#### [TASK GOAL]
Please print each record exactly, omitting none of them.

Element data from apps and pages

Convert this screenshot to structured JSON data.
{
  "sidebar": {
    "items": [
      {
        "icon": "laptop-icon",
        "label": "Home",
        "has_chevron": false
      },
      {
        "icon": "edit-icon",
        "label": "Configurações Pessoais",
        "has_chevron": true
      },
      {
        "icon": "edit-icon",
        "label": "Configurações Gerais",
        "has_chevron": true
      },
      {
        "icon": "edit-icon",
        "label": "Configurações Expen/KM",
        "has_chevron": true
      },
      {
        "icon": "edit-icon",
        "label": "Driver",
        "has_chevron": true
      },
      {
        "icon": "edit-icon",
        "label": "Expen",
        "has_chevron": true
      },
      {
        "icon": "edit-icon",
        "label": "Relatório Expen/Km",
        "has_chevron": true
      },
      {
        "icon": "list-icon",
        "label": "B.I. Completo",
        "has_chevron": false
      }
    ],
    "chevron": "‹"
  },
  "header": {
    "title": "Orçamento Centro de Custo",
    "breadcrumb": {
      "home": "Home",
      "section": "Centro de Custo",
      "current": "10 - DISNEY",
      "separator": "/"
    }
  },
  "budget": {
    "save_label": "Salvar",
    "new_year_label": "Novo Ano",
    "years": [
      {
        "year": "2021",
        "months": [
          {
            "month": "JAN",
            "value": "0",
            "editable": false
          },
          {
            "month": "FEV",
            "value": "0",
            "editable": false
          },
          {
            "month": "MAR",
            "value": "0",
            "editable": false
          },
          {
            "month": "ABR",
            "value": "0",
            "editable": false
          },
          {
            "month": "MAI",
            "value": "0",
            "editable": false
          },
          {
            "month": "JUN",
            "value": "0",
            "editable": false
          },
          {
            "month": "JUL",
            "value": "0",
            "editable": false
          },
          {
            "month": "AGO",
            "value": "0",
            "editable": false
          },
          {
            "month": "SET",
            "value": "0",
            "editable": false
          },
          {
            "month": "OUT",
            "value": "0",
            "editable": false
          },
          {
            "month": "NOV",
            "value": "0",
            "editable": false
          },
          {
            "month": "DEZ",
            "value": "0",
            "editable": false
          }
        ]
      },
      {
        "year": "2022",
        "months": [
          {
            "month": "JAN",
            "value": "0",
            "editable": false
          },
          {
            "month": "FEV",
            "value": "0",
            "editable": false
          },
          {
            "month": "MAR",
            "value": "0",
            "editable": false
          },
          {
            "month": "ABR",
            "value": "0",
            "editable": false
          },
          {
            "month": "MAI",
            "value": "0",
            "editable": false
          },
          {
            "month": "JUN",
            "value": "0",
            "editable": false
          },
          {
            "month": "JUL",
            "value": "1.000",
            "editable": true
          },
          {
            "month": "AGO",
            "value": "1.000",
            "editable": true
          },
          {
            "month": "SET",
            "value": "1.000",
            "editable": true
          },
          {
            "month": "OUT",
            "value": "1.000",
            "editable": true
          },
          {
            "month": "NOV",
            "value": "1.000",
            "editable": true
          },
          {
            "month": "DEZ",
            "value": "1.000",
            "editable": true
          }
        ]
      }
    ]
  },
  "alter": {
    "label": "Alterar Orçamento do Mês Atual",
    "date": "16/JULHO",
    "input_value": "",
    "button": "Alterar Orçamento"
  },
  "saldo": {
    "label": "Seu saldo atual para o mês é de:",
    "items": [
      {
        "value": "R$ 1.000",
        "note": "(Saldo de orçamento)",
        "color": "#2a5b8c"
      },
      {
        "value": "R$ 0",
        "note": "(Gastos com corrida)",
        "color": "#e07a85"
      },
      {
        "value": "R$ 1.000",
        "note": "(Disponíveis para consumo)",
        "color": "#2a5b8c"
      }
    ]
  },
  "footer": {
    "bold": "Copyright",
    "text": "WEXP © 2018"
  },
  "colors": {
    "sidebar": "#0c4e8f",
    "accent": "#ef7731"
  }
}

#### [OUTPUT FOR THIS EXERCISE]
Convert this screenshot to structured JSON data.
{
  "sidebar": {
    "items": [
      {
        "icon": "laptop-icon",
        "label": "Home",
        "has_chevron": false
      },
      {
        "icon": "edit-icon",
        "label": "Configurações Pessoais",
        "has_chevron": true
      },
      {
        "icon": "edit-icon",
        "label": "Configurações Gerais",
        "has_chevron": true
      },
      {
        "icon": "edit-icon",
        "label": "Configurações Expen/KM",
        "has_chevron": true
      },
      {
        "icon": "edit-icon",
        "label": "Driver",
        "has_chevron": true
      },
      {
        "icon": "edit-icon",
        "label": "Expen",
        "has_chevron": true
      },
      {
        "icon": "edit-icon",
        "label": "Relatório Expen/Km",
        "has_chevron": true
      },
      {
        "icon": "list-icon",
        "label": "B.I. Completo",
        "has_chevron": false
      }
    ],
    "chevron": "‹"
  },
  "header": {
    "title": "Orçamento Centro de Custo",
    "breadcrumb": {
      "home": "Home",
      "section": "Centro de Custo",
      "current": "10 - DISNEY",
      "separator": "/"
    }
  },
  "budget": {
    "save_label": "Salvar",
    "new_year_label": "Novo Ano",
    "years": [
      {
        "year": "2021",
        "months": [
          {
            "month": "JAN",
            "value": "0",
            "editable": false
          },
          {
            "month": "FEV",
            "value": "0",
            "editable": false
          },
          {
            "month": "MAR",
            "value": "0",
            "editable": false
          },
          {
            "month": "ABR",
            "value": "0",
            "editable": false
          },
          {
            "month": "MAI",
            "value": "0",
            "editable": false
          },
          {
            "month": "JUN",
            "value": "0",
            "editable": false
          },
          {
            "month": "JUL",
            "value": "0",
            "editable": false
          },
          {
            "month": "AGO",
            "value": "0",
            "editable": false
          },
          {
            "month": "SET",
            "value": "0",
            "editable": false
          },
          {
            "month": "OUT",
            "value": "0",
            "editable": false
          },
          {
            "month": "NOV",
            "value": "0",
            "editable": false
          },
          {
            "month": "DEZ",
            "value": "0",
            "editable": false
          }
        ]
      },
      {
        "year": "2022",
        "months": [
          {
            "month": "JAN",
            "value": "0",
            "editable": false
          },
          {
            "month": "FEV",
            "value": "0",
            "editable": false
          },
          {
            "month": "MAR",
            "value": "0",
            "editable": false
          },
          {
            "month": "ABR",
            "value": "0",
            "editable": false
          },
          {
            "month": "MAI",
            "value": "0",
            "editable": false
          },
          {
            "month": "JUN",
            "value": "0",
            "editable": false
          },
          {
            "month": "JUL",
            "value": "1.000",
            "editable": true
          },
          {
            "month": "AGO",
            "value": "1.000",
            "editable": true
          },
          {
            "month": "SET",
            "value": "1.000",
            "editable": true
          },
          {
            "month": "OUT",
            "value": "1.000",
            "editable": true
          },
          {
            "month": "NOV",
            "value": "1.000",
            "editable": true
          },
          {
            "month": "DEZ",
            "value": "1.000",
            "editable": true
          }
        ]
      }
    ]
  },
  "alter": {
    "label": "Alterar Orçamento do Mês Atual",
    "date": "16/JULHO",
    "input_value": "",
    "button": "Alterar Orçamento"
  },
  "saldo": {
    "label": "Seu saldo atual para o mês é de:",
    "items": [
      {
        "value": "R$ 1.000",
        "note": "(Saldo de orçamento)",
        "color": "#2a5b8c"
      },
      {
        "value": "R$ 0",
        "note": "(Gastos com corrida)",
        "color": "#e07a85"
      },
      {
        "value": "R$ 1.000",
        "note": "(Disponíveis para consumo)",
        "color": "#2a5b8c"
      }
    ]
  },
  "footer": {
    "bold": "Copyright",
    "text": "WEXP © 2018"
  },
  "colors": {
    "sidebar": "#0c4e8f",
    "accent": "#ef7731"
  }
}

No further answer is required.